Commentary: Counting on personal responsibility of others to keep COVID-19 at bay can be tricky
Living with COVID-19 isn't easy. The problem here is that the responsibility we are asked to take is not for our own person but for someone else says the Financial Times' Robert Shrimsley.
LONDON: We must learn to live with the virus. We must take personal responsibility. Freed from the shackles of the law and the sanctions of four-figure fines, the government is setting England free once more to laugh in the face of COVID-19 and hope that it doesn’t laugh back in ours.
I suspect the government is roughly right in its thinking. Sooner or later we have to reclaim normality and what better time than when the number of daily cases is doubling in a fortnight?
I mean, if we waited until they were lower again it wouldn’t be sporting, would it? And in fairness to the prime minister, we can hardly learn to live with the virus if there’s not much of it about.
CONFUSING WHAT LIVING WITH THE VIRUS MEANS
But even though I broadly agree with the reopening (I really can’t see the argument for nightclubs but, then again, I never could), the new slogans are already beginning to grate. “Hands, face, space” may have been tiresome but it was at least informative.
What are we to make though of “Learn to live with it”, which, as a piece of advice, boils down to little more than “Stop whining”. Actually, it looks like the message is: “With the most vulnerable jabbed, we are going for herd immunity. Learn to live with it.”
Except the first part was mysteriously left off official communications. The attitude underpinning “Learn to live with it” is essentially “S*** happens”, a brave position since when it happens to the electorate, it tends to happen to the government too.
Already, trains and shops are sprinkled with people whose idea of personal responsibility is to wear a face mask but not over their nose.
Even if the argument is valid, the advice is not entirely helpful. It is not, for example, a line I would feel any confidence advocating in regard to housework.
As the plates pile up in the sink, I’m not sure I would do well telling my wife that we have to learn to live with dirty crockery.
TAKING BACK PERSONAL RESPONSBILITY
We do not generally “learn to live” with burglary. Although, on reflection, that does often seem to be the UK police’s approach.
Nor is home secretary Priti Patel learning to live with illegal immigration or offering people-smugglers the patently sensible advice to show some personal responsibility.
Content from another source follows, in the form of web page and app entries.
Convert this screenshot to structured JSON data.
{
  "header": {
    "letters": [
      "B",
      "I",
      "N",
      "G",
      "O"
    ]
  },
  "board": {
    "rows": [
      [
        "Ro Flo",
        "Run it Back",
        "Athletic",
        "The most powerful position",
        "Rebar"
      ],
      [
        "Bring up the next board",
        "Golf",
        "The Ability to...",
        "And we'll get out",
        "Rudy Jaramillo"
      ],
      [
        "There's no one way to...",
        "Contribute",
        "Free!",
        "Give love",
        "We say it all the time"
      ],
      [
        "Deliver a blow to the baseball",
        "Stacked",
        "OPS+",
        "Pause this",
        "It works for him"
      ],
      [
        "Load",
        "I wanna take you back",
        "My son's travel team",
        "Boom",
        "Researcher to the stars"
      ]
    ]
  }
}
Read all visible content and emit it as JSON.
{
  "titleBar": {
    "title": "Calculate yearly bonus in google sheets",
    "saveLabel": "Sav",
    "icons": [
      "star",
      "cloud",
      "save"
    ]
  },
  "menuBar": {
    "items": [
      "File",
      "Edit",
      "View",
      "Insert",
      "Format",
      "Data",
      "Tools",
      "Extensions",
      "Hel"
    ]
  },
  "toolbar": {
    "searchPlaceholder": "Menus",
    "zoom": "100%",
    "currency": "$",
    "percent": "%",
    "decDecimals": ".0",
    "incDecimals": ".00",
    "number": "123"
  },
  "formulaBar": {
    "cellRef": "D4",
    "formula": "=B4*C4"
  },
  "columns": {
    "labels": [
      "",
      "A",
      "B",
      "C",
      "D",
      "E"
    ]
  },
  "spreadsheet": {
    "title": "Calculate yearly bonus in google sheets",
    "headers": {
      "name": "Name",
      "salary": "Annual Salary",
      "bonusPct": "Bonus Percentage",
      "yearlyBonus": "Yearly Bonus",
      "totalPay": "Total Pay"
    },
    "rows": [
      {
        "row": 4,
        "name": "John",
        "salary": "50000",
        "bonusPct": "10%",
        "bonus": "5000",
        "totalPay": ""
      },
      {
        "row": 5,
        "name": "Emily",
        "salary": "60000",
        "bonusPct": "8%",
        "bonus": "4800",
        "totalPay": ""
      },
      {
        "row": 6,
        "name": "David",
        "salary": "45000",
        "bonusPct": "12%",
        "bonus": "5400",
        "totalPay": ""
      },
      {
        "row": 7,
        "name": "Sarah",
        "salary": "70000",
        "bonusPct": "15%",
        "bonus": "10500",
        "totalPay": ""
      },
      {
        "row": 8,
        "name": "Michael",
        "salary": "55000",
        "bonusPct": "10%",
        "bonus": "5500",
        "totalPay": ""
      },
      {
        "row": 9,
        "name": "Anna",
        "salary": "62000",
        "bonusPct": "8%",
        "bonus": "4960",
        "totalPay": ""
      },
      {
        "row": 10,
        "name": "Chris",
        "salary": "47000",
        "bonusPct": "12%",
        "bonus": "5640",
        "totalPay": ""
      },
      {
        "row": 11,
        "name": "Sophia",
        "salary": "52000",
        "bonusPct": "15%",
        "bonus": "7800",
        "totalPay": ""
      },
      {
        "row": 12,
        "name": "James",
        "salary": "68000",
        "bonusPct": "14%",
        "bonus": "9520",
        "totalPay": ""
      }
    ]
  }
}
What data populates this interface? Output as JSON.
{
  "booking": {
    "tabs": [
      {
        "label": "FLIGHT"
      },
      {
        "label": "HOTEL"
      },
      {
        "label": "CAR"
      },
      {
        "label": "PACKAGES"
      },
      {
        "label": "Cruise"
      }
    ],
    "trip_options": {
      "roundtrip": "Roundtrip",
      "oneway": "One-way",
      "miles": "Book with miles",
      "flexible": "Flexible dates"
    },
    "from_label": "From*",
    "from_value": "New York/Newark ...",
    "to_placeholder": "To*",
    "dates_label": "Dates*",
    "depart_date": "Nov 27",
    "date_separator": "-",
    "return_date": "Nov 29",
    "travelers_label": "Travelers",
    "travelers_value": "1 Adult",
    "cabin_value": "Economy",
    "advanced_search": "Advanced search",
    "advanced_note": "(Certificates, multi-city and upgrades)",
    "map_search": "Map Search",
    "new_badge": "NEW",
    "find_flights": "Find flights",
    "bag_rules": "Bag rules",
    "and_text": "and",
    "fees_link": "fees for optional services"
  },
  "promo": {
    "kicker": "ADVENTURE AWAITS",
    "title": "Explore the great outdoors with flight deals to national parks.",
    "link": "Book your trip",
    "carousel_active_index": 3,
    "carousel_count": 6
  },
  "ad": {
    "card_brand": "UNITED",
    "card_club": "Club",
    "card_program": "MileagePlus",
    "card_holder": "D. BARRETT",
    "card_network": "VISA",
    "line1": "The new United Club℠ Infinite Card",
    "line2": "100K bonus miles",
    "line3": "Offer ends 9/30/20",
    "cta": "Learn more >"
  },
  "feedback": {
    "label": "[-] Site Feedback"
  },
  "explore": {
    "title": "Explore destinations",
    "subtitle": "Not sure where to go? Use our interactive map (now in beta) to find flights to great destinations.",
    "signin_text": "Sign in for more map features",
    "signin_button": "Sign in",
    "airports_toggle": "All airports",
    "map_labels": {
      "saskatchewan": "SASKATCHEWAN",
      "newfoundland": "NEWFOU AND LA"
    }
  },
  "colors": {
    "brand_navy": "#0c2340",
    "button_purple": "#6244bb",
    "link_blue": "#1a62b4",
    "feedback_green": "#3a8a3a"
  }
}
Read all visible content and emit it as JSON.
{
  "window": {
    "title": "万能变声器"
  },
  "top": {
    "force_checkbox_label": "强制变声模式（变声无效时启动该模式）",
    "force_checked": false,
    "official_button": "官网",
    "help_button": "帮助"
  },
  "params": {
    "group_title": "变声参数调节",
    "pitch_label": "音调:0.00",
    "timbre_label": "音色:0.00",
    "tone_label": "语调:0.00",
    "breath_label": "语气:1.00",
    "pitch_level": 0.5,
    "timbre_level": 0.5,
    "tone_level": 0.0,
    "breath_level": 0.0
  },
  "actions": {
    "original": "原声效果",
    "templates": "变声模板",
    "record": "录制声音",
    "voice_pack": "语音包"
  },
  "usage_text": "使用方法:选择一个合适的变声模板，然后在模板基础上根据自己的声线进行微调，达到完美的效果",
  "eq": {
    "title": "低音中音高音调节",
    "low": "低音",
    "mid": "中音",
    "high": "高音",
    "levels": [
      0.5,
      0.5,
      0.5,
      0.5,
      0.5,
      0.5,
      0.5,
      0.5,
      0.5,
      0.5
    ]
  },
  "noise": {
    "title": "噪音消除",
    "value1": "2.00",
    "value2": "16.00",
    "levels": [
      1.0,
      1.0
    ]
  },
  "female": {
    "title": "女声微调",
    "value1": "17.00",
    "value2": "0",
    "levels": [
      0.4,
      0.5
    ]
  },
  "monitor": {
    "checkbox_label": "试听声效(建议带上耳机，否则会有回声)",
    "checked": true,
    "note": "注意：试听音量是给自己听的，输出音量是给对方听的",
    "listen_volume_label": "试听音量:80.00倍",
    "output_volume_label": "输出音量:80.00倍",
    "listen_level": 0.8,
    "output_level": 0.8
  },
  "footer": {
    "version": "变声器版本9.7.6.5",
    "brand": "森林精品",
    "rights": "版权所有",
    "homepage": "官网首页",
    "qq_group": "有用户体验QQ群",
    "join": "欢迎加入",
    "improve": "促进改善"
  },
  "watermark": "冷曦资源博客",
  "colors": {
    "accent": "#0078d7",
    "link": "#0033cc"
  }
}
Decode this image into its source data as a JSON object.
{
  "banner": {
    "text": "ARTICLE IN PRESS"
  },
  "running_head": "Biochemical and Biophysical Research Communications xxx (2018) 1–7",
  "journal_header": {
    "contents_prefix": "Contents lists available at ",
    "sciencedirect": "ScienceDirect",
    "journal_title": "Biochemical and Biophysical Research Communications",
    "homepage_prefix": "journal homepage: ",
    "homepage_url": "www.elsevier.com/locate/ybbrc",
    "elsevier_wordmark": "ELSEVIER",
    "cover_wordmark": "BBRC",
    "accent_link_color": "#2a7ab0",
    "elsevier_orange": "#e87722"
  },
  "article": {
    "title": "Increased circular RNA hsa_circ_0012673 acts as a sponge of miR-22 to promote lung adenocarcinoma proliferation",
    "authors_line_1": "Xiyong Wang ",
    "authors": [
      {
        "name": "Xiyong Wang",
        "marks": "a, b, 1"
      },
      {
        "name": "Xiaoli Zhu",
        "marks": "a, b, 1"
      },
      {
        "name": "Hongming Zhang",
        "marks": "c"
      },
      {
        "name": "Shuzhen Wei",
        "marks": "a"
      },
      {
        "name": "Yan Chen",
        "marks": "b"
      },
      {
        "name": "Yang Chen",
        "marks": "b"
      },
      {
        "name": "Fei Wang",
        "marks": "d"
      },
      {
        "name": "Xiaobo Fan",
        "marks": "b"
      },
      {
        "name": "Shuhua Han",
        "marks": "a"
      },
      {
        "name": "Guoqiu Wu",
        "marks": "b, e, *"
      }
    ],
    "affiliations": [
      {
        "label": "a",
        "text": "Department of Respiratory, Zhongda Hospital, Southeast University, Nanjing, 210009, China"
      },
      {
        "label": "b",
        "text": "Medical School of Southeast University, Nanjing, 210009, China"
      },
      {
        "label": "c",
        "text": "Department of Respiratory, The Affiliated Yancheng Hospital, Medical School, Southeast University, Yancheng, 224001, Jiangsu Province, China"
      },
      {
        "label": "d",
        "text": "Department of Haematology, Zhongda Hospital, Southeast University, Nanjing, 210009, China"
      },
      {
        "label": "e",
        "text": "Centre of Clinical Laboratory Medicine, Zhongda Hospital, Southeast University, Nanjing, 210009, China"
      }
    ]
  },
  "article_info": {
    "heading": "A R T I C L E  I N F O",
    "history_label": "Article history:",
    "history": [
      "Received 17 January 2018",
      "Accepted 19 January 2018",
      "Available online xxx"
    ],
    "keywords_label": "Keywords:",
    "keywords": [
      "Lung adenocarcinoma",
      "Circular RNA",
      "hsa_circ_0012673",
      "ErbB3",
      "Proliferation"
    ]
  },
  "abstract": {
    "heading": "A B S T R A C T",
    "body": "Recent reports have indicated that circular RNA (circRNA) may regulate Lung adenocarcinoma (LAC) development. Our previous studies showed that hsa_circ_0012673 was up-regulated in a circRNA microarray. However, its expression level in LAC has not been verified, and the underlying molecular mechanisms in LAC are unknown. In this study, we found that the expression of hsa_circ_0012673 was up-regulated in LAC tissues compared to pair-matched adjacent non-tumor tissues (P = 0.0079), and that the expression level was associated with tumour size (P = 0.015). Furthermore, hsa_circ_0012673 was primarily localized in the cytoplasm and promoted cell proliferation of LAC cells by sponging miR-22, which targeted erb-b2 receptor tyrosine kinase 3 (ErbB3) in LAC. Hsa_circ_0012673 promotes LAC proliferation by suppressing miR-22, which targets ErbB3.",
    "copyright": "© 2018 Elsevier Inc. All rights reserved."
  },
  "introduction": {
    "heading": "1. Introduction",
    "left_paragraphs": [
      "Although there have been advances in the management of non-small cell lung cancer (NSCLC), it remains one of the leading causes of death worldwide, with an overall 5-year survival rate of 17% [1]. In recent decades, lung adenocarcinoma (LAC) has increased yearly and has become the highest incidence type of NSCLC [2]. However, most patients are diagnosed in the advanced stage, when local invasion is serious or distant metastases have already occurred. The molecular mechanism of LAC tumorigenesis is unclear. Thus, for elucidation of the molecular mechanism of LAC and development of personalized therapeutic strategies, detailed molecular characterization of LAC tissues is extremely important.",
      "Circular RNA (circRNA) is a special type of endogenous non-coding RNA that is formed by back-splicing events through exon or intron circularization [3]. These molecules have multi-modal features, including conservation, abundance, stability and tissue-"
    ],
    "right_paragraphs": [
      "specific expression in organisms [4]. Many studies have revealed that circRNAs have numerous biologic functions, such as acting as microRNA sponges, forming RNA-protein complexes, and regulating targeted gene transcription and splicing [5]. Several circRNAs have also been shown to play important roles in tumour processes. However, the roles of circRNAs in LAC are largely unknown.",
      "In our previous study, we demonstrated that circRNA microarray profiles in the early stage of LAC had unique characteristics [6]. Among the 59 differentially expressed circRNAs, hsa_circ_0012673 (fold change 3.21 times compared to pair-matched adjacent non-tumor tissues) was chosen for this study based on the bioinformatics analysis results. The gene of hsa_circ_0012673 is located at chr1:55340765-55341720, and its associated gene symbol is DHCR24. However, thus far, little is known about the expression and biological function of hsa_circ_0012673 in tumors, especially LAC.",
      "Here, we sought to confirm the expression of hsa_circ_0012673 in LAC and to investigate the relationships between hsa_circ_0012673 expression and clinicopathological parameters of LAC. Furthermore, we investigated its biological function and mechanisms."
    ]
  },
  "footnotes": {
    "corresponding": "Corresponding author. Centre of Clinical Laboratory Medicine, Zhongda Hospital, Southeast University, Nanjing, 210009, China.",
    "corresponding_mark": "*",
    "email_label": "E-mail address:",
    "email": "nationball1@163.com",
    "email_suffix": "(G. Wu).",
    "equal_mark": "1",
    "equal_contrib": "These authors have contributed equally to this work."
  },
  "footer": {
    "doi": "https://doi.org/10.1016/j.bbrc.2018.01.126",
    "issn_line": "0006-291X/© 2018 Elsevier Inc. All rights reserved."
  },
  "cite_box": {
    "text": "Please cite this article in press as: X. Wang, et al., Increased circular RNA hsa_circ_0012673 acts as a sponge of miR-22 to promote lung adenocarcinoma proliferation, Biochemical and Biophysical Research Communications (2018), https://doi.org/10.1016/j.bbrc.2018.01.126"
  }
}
This is where the other asinine slogan comes in. It may indeed be time for us to take back personal responsibility and, for most of this crisis, the true story has been of people in the UK trying to follow the rules — those people outside government, anyway.
But in my experience, those who need to be told this are the ones least likely to exercise it. Already, trains and shops are sprinkled with people whose idea of personal responsibility is to wear a face mask but not over their nose.
And how ready do I feel to count on the personal responsibility practised by the kind of self-regarding heroes who brag about refusing the vaccine and think their refusal to don a mask places them on a par with Soviet dissidents or the French resistance?
In many cases, personal judgment is entirely appropriate. I do not have to go into a crowded pub if it bothers me (though the staff have no option).
I can be as careful as I feel I need to be in social interactions. But many have no choice about using the Tube, and there seems no good reason for removing the mask requirement on public transport.
PERSONAL RESPONSIBILTIY FOR THE PUBLIC GOOD
The problem here is that the responsibility we are asked to take is not for our own person but for someone else. Those who remain fearful are having to rely on those who do not.
So even if you think, as I do, that the government is not wrong to remove most restrictions, it might be a nice example of the responsibility it espouses to accommodate a few lingering rules in those areas where people are dependent on the consideration of others.
Yes, it is an imposition, but the existence of government itself is a recognition that unchecked personal responsibility is rarely enough for good order.
Meanwhile, in the spirit of constructive criticism, I’d like to offer an alternative slogan for the new era of personal responsibility: “COVID-19’s still with us. Don’t be a git.”